MEETING OF MINDS: The 17th Congress of the Chinese Academy of Sciences and the 12th Congress of the Chinese Academy of Engineering opens in Beijing on June 9 (PANG XINGLEI)
The Chinese Academy of Sciences (CAS) and the Chinese Academy of Engineering (CAE) have redrafted their charters in an effort to improve the selection and management system for academicians.
The amended charters, which were ratified during the biennial congresses of the country's two top think tanks on June 9-13, included modifications to the nomination and exit mechanisms for academicians by barring governments, universities and enterprises from the right to make nominations.
According to previous rules on new member selections of the CAS and the CAE, candidates can be recommended by other academicians, eligible employers or national academic societies. "Organizations such as the Ministry of Education and the China Association of Science and Technology only have the right to recommend candidates to other academicians," said Chen Jiaer, a CAS academician and former President of Peking University.
To cut administrative interference, the new charters deny other organizations of the right to nominate candidates, leaving only incumbent academicians and academic groups commissioned by the two think tanks this privilege.
The move is a response to a reform plan adopted at the Third Plenary Session of the 18th Central Committee of the Communist Party of China (CPC) in November last year, which stated that the system of selection and management for academicians should be modified to help increase the number of younger academicians and phase out the underqualified.

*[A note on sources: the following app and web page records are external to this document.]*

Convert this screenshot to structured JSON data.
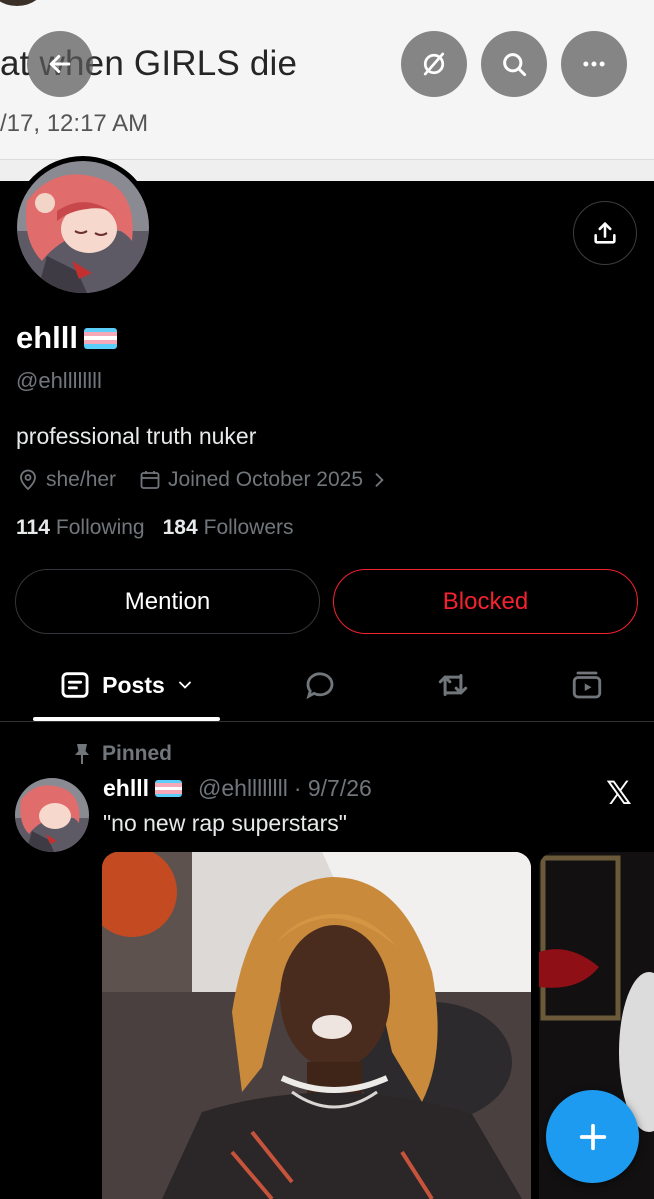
{
  "banner": {
    "title": "at when GIRLS die",
    "date": "/17, 12:17 AM"
  },
  "header": {
    "back_icon": "arrow-left-icon",
    "grok_icon": "grok-icon",
    "search_icon": "search-icon",
    "more_icon": "more-horizontal-icon"
  },
  "profile": {
    "display_name": "ehlll",
    "handle": "@ehllllllll",
    "bio": "professional truth nuker",
    "pronouns": "she/her",
    "joined": "Joined October 2025",
    "following_count": "114",
    "following_label": "Following",
    "followers_count": "184",
    "followers_label": "Followers",
    "flag_colors": [
      "#5BCEFA",
      "#F5A9B8",
      "#FFFFFF",
      "#F5A9B8",
      "#5BCEFA"
    ]
  },
  "actions": {
    "mention_label": "Mention",
    "blocked_label": "Blocked"
  },
  "tabs": {
    "posts_label": "Posts"
  },
  "post": {
    "pinned_label": "Pinned",
    "author_name": "ehlll",
    "author_handle": "@ehllllllll",
    "date": "· 9/7/26",
    "text": "\"no new rap superstars\"",
    "source_logo": "𝕏"
  },
  "colors": {
    "accent_blue": "#1d9bf0",
    "blocked_red": "#f4212e",
    "muted_gray": "#71767b"
  }
}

"It is also an attempt to bring China's academician system back to its roots," said Wang Mengshu, a CAE academician and a professor at Beijing Jiaotong University.
In China, the title of academician is the highest honor for a scholar. The lifelong title carries a large amount of prestige. CAS and CAE academicians often hold administrative posts and are granted power to allocate academic resources and evaluate academic works. Every two years, the academies select new academicians, and the selection and management regulations are amended. In October 2013, 104 new academicians were elected to the CAS and the CAE, bringing the total combined number of academicians up to 1,545.
However, in recent years these scientific and technological elites, as well as their privileges, have become a source of controversy. In particular, the biennial academician selection has received attention owing to the number of scandals related to it.
During a court hearing on his alleged corruption on September 10, 2013, Zhang Shuguang, former Director of the Transport Bureau under the former Ministry of Railways, confessed to spending 23 million yuan ($3.7 million) on bribing and hiring scholars to compile materials for him in his bid for election to the CAS.
Zhang was nominated as academician in 2007 and 2009, but failed to obtain the title both times. According to media reports, he was only one vote short of his target in the 2009 election. Before Zhang could make his third attempt, he was removed from his post and investigated for accepting bribes in February 2011.
The day after Zhang made his confession, the CAS released a statement saying that it had not received any complaints concerning academicians receiving bribes from Zhang. "If any academician was proven to have taken bribes, the CAS would not tolerate it. We welcome public supervision," it added.
In spite of efforts taken by the CAS to clarify its unawareness about Zhang's actions, public doubts lingered.
According to the previous CAS Charter adopted in 2012, there were two ways to take the first step to becoming a qualified candidate. One could either be recommended by at least three academicians, or by specific government departments and national-level academic institutes.
Chu Junhao, a CAS academician and a researcher with the CAS' Shanghai Institute of Technical Physics, said that under the previous charter, each academician can recommend two candidates at most each year, while departments and academies can recommend a maximum of 60. All new academicians were elected through rounds of anonymous voting by current academicians.
Both the CAS and the CAE require academicians to understand the candidates' research areas, academic contributions and their ethics as well as recommending candidates that meet standards rather than those who have engaged in currying favor with already anointed academicians.
However, while the impartiality of individual academicians may be compromised through canvassing, that of organizations is even more likely to be influenced by departmentalism. Chen with Peking University said that out of departmental interests, some organizations had recommended more candidates than they should, or even nominated candidates who were not up to standard.
In late April last year, about 490 made it to the first round of nominations. "But only a third of them made it to the next," Chu said.